As “James” puts it: "I could really see how someone could get caught 'in the system' and have a stigma attached to them, and, for people with, say, a high school diploma, why they would just resort to drug dealing, or worse, because the government prevented their ability to find a job due to this…It's sad that the government creates this group of 'drug offenders' who are not harming anyone, be it pot smokers or pill poppers, and then indirectly prevents them from getting jobs. Once you get something like this on your record, it is either start your own business or become under-employed."
As part of a two-week operation to fight drug crime, Brazil is deploying 9,000 troops to secure its borders with Argentina, Paraguay, Bolivia and Uruguay. According to the Defense Ministry, the operation, which began on Monday, is intended to block an influx of drugs and arms into the country. "This mobilization along the border is a matter of self-defense," says David Fleischer, a political scientist at the University of Brasilia. "Brazil is invaded by drugs and clandestine arms shipments from the neighboring countries, mostly from Bolivia and Paraguay." Bolivia is the world's third biggest producer of cocaine—and officials estimate that 92% of that produce heads to Brazil. In the past two years, more than two tons of drugs and 59 weapons have been seized in four similar operations. However, in order for such operations to be effective against the overwhelming tide of illegal imports, they would have to employ at least 50,000 troops, Fleischer estimates, "but the country does not have the resources for that."

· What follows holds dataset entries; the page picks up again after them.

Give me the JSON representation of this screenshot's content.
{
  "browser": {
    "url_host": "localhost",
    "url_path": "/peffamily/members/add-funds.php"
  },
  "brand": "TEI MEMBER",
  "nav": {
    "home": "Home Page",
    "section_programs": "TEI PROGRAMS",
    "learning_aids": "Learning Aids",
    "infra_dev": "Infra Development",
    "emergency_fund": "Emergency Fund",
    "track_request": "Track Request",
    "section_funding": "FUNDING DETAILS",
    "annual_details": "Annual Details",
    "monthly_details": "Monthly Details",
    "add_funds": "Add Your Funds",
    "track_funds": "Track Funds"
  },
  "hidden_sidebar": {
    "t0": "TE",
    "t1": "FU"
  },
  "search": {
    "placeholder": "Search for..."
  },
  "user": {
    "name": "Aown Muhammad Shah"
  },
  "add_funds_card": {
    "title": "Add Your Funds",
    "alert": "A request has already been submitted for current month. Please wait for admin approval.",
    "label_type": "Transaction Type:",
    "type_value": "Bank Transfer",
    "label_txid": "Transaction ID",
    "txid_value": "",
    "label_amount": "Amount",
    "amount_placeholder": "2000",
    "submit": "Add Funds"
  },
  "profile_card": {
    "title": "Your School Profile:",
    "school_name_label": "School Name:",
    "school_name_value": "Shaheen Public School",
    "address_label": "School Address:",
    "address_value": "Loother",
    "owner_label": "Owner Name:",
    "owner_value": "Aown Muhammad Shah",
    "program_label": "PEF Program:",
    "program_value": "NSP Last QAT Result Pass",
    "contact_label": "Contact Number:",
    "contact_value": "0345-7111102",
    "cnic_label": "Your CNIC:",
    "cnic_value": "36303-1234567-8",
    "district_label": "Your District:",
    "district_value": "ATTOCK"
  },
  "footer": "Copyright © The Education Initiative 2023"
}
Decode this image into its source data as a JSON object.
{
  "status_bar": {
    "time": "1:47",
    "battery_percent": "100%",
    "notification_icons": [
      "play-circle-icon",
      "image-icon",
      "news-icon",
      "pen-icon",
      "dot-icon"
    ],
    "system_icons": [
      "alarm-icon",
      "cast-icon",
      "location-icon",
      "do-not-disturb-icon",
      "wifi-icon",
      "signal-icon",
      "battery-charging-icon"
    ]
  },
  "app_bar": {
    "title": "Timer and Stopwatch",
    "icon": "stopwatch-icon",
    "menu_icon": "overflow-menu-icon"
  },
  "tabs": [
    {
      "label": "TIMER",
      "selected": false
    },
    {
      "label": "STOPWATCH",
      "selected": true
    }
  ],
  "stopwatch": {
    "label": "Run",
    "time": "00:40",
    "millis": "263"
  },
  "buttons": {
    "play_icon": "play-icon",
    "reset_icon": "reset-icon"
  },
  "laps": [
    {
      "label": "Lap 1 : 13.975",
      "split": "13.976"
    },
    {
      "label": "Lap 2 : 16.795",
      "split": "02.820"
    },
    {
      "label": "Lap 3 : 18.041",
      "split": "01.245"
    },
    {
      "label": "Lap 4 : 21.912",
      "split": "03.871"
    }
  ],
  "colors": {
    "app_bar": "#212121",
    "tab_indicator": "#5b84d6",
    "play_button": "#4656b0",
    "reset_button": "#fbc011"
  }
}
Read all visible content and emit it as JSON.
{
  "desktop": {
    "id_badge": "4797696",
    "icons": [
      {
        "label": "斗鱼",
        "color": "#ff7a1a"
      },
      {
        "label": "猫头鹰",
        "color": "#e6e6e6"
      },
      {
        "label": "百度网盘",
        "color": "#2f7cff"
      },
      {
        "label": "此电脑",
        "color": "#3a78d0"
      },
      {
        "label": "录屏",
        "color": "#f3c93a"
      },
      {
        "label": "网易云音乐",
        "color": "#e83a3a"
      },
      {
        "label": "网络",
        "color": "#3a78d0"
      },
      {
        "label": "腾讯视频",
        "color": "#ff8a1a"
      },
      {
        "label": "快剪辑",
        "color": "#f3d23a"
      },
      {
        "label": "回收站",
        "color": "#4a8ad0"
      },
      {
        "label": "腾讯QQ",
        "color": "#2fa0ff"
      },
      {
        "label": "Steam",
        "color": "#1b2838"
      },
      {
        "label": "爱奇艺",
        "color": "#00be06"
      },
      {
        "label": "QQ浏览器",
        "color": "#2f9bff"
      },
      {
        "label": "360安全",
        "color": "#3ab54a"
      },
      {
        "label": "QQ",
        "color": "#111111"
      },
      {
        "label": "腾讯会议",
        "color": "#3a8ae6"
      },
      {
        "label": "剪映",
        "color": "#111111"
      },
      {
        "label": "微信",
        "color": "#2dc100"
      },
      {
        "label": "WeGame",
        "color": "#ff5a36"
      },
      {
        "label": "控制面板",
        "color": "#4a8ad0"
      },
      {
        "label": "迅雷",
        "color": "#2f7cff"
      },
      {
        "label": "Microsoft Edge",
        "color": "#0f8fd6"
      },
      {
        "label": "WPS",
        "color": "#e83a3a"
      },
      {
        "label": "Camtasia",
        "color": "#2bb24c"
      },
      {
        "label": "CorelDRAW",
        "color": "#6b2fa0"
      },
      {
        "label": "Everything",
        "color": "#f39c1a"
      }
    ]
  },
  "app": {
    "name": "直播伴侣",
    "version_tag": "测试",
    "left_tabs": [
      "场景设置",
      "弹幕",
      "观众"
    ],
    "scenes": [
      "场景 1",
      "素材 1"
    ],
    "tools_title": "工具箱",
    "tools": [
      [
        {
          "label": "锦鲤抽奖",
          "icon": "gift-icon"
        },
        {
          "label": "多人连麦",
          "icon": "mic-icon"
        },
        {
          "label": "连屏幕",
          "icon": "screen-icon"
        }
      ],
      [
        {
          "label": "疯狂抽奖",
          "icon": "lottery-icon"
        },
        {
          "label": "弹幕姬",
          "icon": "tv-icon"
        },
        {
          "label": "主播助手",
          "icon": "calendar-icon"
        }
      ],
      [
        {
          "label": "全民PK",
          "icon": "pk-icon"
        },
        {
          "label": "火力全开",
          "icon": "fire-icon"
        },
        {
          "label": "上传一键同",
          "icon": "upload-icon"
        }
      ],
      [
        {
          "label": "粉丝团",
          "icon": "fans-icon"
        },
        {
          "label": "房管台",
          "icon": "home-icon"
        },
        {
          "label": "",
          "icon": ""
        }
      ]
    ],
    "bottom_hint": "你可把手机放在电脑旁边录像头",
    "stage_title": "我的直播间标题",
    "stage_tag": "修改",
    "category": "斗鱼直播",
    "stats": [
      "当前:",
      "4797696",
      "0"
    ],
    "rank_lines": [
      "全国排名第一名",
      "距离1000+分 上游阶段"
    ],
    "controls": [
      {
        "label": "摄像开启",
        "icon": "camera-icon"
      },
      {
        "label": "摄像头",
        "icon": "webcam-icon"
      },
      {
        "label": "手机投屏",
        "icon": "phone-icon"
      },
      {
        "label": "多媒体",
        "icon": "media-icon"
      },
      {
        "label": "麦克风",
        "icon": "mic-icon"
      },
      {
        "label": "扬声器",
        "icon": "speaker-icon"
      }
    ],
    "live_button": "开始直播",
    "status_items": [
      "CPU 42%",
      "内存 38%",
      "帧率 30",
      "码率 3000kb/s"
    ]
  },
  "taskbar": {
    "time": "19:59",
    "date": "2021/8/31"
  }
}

Country superstar Randy Travis has been arrested for driving drunk—his second drunkenness bust this year—after crashing his car in Texas late last night. Officers reportedly found Travis cut, bruised and for some reason completely in the nude. He'd reportedly gotten into a fight with his girlfriend earlier. Sources tell TMZ that the "No Holdin' Back" singer refused to take a breathalyzer test, so cops ultimately drew blood to test his BAC. They also charged him with "retaliation and obstruction"—a felony—for verbally threatening a police officer during the bust. The six-time Grammy-winner was last arrested just six months ago, also in Texas, when he was cuffed for public drunkenness outside of a baptist church after "an evening of celebrating the Super Bowl." At the time of that arrest, officers described Travis as "cooperative but smelling of booze"—but it doesn't sound like he was so obliging last night. After February's drunken incident, Travis stated: "I'm committed to being responsible and accountable, and apologize for my actions." It remains to be seen whether he'll top that this time around.